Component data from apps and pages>
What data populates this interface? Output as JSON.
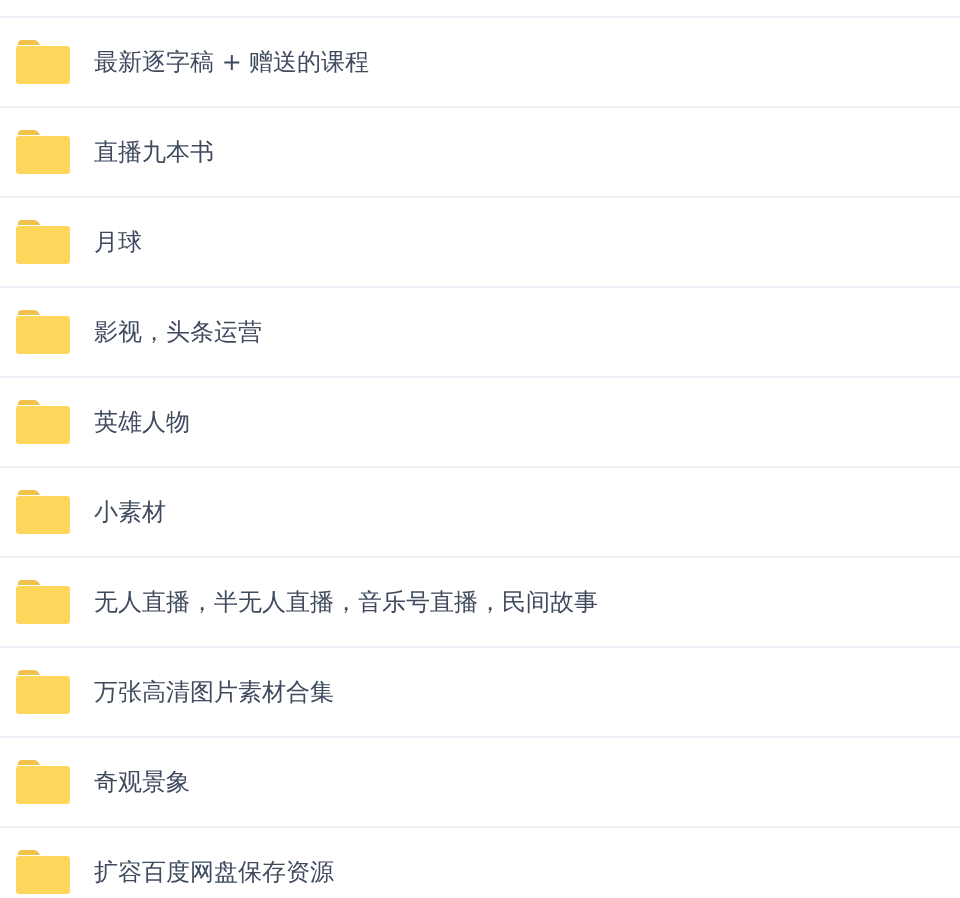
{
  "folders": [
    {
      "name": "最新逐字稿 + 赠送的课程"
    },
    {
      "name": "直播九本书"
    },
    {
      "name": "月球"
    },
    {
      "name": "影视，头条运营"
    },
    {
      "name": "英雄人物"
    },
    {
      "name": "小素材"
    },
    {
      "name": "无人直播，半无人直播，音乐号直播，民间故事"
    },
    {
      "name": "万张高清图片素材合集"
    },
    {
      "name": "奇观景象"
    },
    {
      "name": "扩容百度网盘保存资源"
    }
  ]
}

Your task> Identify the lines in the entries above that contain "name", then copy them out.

Answer space>
      "name": "最新逐字稿 + 赠送的课程"
      "name": "直播九本书"
      "name": "月球"
      "name": "影视，头条运营"
      "name": "英雄人物"
      "name": "小素材"
      "name": "无人直播，半无人直播，音乐号直播，民间故事"
      "name": "万张高清图片素材合集"
      "name": "奇观景象"
      "name": "扩容百度网盘保存资源"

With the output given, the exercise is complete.